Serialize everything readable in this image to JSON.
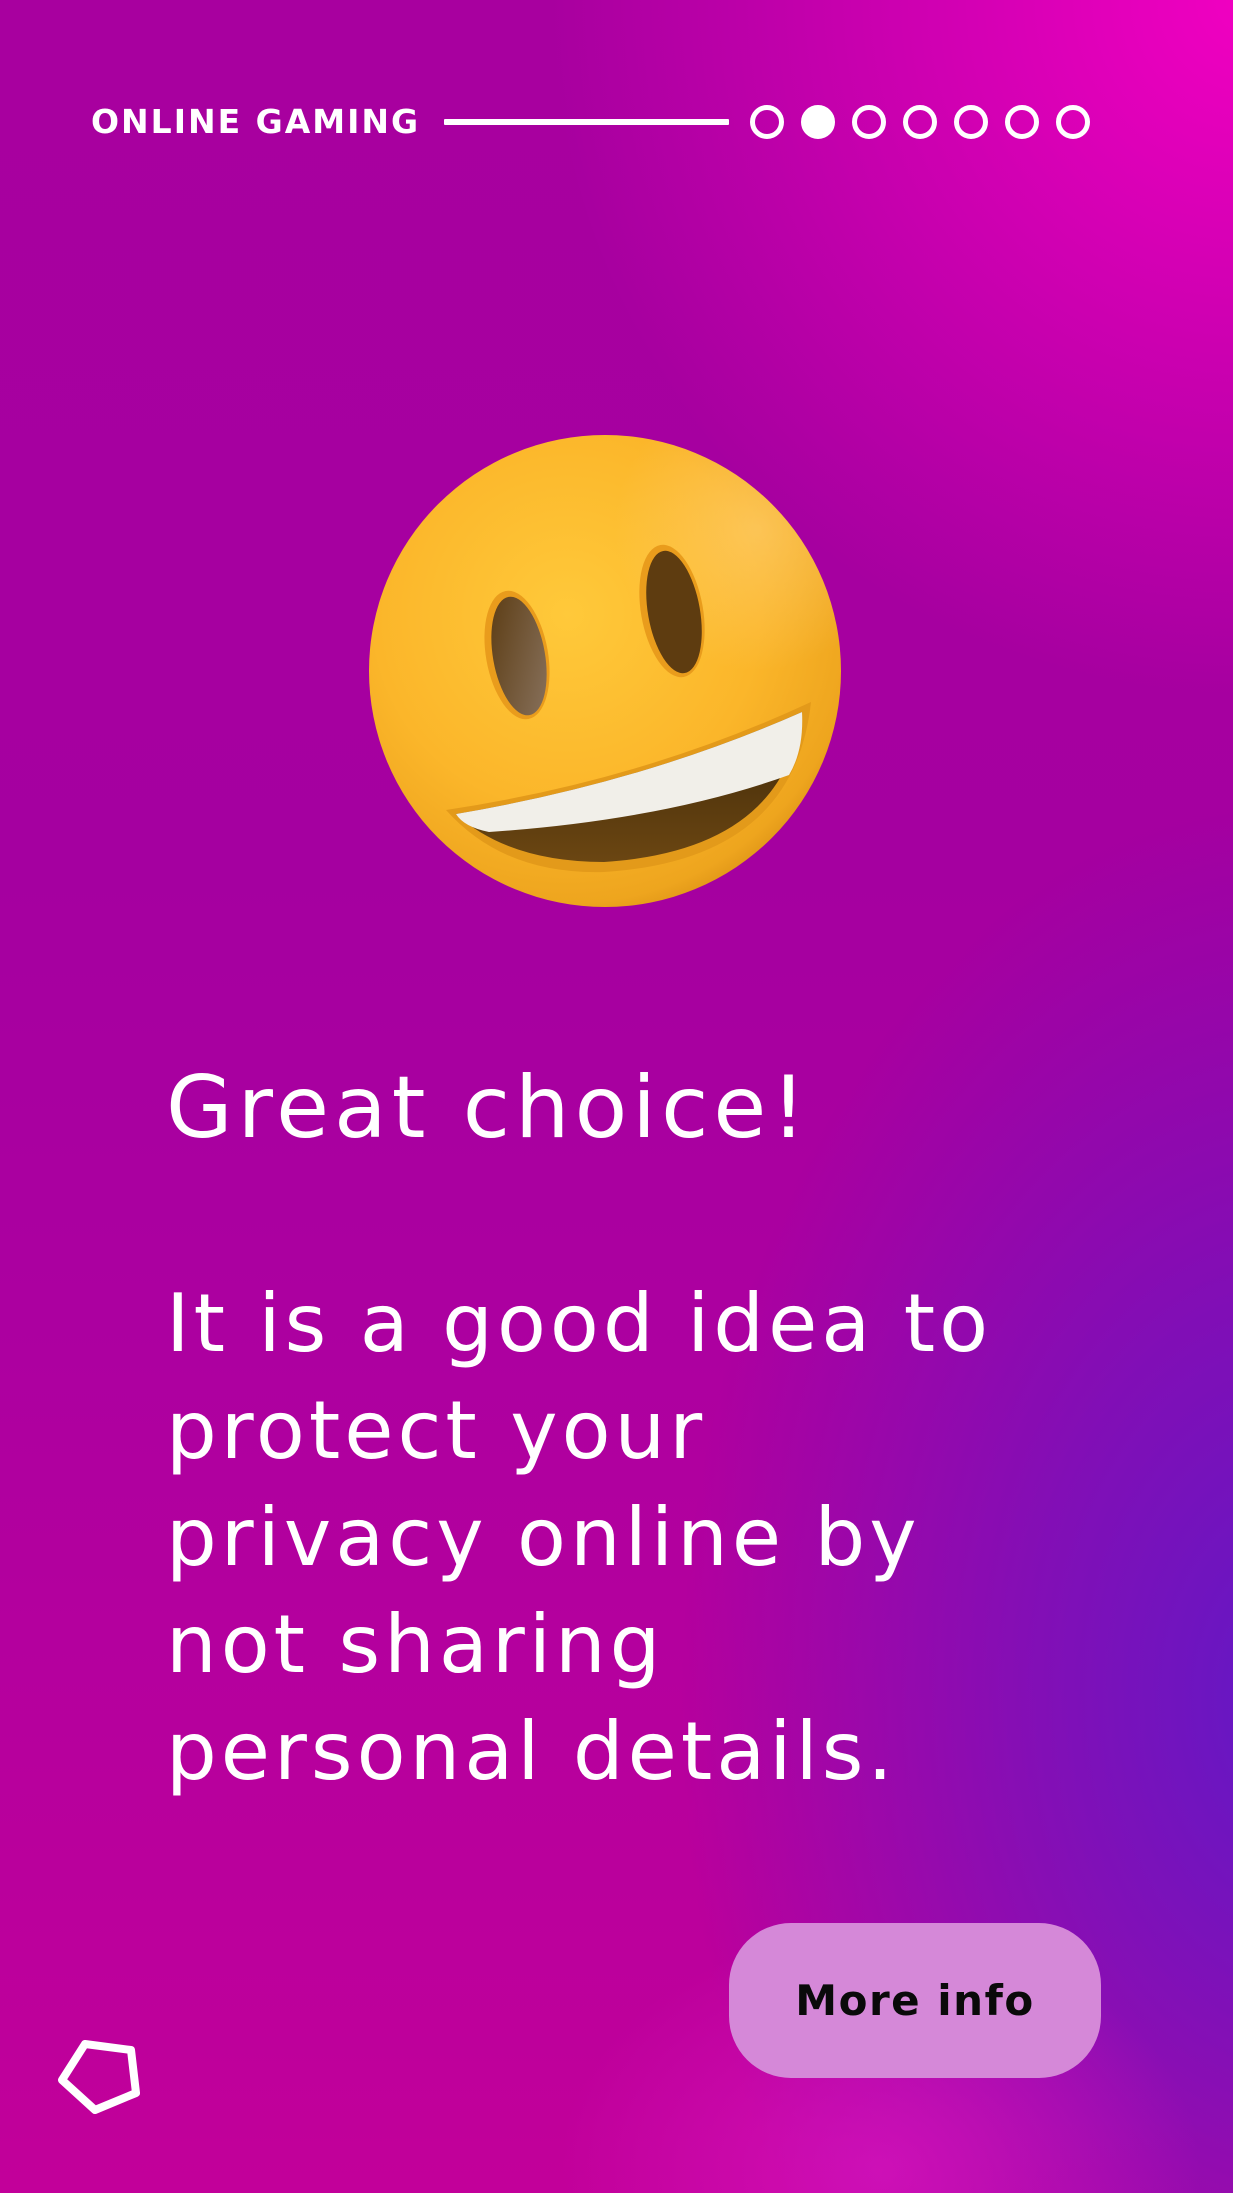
{
  "header": {
    "section_label": "ONLINE GAMING",
    "progress": {
      "total_steps": 7,
      "current_step": 2
    }
  },
  "illustration": {
    "icon": "grinning-face-emoji-icon"
  },
  "content": {
    "heading": "Great choice!",
    "body_lines": [
      "It is a good idea to",
      "protect your",
      "privacy online by",
      "not sharing",
      "personal details."
    ]
  },
  "actions": {
    "more_info_label": "More info"
  },
  "footer": {
    "logo_icon": "pentagon-logo-icon"
  },
  "colors": {
    "background_top_left": "#a8009f",
    "background_top_right": "#f000c0",
    "background_bottom_left": "#c4009a",
    "background_bottom_right": "#6418c2",
    "button_bg": "#d588d8",
    "button_text": "#0a0a0a",
    "text": "#ffffff",
    "emoji_yellow": "#fbb92c"
  }
}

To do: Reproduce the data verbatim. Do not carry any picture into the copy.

Answer to this task:
Serialize everything readable in this image to JSON.
{
  "header": {
    "section_label": "ONLINE GAMING",
    "progress": {
      "total_steps": 7,
      "current_step": 2
    }
  },
  "illustration": {
    "icon": "grinning-face-emoji-icon"
  },
  "content": {
    "heading": "Great choice!",
    "body_lines": [
      "It is a good idea to",
      "protect your",
      "privacy online by",
      "not sharing",
      "personal details."
    ]
  },
  "actions": {
    "more_info_label": "More info"
  },
  "footer": {
    "logo_icon": "pentagon-logo-icon"
  },
  "colors": {
    "background_top_left": "#a8009f",
    "background_top_right": "#f000c0",
    "background_bottom_left": "#c4009a",
    "background_bottom_right": "#6418c2",
    "button_bg": "#d588d8",
    "button_text": "#0a0a0a",
    "text": "#ffffff",
    "emoji_yellow": "#fbb92c"
  }
}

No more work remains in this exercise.